• **YOUR GOAL**
Looking at the material below, count the lines that contain "loss" and answer with the count only.

• **RAW DATA**
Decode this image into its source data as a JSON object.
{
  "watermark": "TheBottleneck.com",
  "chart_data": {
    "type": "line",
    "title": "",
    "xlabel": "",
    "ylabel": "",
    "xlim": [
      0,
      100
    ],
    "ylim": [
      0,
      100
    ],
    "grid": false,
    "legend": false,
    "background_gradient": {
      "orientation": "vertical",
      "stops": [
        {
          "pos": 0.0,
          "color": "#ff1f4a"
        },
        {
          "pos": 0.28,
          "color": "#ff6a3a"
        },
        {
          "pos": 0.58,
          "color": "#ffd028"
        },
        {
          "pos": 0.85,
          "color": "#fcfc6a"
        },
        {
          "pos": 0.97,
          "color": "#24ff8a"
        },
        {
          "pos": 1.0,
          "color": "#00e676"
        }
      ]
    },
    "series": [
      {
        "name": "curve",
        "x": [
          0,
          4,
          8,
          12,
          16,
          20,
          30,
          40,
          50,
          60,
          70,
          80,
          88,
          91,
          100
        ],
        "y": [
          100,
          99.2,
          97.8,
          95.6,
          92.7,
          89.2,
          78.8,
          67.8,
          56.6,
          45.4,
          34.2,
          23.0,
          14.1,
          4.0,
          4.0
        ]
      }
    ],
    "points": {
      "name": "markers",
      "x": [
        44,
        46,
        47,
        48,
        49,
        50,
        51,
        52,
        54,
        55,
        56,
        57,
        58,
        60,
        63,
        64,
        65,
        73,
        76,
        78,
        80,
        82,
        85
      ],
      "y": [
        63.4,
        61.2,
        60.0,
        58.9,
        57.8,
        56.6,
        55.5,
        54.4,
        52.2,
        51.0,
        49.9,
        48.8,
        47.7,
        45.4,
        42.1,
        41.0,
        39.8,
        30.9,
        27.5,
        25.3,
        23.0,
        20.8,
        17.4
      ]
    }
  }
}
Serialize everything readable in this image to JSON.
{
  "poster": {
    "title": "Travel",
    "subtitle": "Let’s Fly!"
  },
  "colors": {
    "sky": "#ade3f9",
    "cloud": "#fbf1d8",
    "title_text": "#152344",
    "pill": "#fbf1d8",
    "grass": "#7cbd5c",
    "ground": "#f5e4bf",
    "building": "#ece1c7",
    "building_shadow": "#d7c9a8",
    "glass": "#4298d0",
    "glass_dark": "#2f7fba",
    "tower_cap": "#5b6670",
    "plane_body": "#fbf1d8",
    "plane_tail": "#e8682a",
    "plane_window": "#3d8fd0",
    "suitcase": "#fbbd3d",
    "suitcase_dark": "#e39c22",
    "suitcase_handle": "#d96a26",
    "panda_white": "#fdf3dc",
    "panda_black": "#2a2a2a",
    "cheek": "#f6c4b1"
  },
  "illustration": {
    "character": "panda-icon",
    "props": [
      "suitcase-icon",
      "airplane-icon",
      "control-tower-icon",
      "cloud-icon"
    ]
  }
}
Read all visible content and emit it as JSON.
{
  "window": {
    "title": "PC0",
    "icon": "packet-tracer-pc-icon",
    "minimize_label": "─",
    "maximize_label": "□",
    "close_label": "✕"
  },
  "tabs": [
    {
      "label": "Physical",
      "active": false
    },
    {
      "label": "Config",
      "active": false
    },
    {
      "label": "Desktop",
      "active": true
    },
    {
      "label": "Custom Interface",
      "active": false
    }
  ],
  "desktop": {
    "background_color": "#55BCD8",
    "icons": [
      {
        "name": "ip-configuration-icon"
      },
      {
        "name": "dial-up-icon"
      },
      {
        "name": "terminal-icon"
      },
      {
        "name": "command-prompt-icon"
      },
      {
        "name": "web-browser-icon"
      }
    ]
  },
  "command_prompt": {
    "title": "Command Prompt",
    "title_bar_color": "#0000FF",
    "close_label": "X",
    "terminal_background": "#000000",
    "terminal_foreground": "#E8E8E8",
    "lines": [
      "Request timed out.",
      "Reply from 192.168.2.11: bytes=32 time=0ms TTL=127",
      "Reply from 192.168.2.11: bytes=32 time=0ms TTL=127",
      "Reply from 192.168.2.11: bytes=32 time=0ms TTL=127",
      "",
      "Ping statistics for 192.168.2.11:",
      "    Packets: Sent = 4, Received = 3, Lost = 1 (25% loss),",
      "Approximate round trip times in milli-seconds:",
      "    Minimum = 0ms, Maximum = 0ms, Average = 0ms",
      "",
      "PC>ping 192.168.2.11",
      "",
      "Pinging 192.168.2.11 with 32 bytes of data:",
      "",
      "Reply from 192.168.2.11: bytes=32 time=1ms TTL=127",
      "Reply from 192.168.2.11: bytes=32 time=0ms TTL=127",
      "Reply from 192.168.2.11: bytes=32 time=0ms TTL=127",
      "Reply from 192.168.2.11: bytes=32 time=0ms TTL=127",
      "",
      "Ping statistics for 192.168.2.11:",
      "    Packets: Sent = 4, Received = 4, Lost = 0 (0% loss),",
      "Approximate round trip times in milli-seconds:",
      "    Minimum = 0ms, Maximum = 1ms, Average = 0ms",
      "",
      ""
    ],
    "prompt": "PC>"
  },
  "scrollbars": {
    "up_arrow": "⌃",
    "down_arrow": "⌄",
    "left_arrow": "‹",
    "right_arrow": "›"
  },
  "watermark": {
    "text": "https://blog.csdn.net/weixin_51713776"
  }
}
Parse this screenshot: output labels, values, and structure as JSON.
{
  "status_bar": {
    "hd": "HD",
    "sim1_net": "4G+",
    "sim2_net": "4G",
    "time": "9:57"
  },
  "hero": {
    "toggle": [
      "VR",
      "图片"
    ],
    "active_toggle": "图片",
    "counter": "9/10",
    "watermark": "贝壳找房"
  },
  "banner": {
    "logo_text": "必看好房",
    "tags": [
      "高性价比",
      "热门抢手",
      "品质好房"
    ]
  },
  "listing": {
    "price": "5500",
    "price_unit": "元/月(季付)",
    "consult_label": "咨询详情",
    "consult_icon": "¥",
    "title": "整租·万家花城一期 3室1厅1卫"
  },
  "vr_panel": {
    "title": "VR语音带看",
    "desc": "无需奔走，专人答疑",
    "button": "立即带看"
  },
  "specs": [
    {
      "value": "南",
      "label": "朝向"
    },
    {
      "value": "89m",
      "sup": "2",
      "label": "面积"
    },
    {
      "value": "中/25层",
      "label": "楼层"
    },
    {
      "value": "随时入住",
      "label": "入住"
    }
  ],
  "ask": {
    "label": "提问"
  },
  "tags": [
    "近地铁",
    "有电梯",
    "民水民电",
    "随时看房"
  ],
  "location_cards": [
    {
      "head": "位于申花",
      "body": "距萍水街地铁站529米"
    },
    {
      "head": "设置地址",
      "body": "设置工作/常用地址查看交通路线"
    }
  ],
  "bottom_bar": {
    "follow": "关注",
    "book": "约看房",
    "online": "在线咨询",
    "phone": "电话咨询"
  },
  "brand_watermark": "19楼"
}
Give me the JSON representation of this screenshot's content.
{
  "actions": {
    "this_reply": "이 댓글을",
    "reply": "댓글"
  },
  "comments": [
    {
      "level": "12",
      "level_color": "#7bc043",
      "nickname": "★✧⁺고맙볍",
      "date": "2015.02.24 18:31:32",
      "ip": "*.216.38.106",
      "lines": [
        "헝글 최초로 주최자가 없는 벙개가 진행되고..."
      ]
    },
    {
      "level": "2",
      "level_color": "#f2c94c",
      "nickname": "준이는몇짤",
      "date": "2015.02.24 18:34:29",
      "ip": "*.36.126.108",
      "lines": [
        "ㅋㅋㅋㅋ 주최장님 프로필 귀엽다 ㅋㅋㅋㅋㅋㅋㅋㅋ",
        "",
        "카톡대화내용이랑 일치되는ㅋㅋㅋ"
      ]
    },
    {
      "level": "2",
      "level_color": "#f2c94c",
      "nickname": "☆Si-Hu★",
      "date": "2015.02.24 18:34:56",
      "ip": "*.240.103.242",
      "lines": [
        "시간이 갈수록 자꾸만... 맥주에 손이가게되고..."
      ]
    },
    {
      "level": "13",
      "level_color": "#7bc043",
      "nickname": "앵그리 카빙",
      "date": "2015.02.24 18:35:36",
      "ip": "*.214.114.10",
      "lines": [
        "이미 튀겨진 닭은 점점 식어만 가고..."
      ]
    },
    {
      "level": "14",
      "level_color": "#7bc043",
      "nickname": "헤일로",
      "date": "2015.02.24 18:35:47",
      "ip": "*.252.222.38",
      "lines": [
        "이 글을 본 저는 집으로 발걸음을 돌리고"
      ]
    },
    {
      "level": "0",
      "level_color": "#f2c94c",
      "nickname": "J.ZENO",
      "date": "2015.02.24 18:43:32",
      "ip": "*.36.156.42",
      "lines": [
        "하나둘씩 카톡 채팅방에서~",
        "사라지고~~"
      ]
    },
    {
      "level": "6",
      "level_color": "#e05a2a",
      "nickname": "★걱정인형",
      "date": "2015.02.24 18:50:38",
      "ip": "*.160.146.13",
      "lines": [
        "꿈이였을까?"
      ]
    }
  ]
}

• **EXERCISE RESPONSE**
2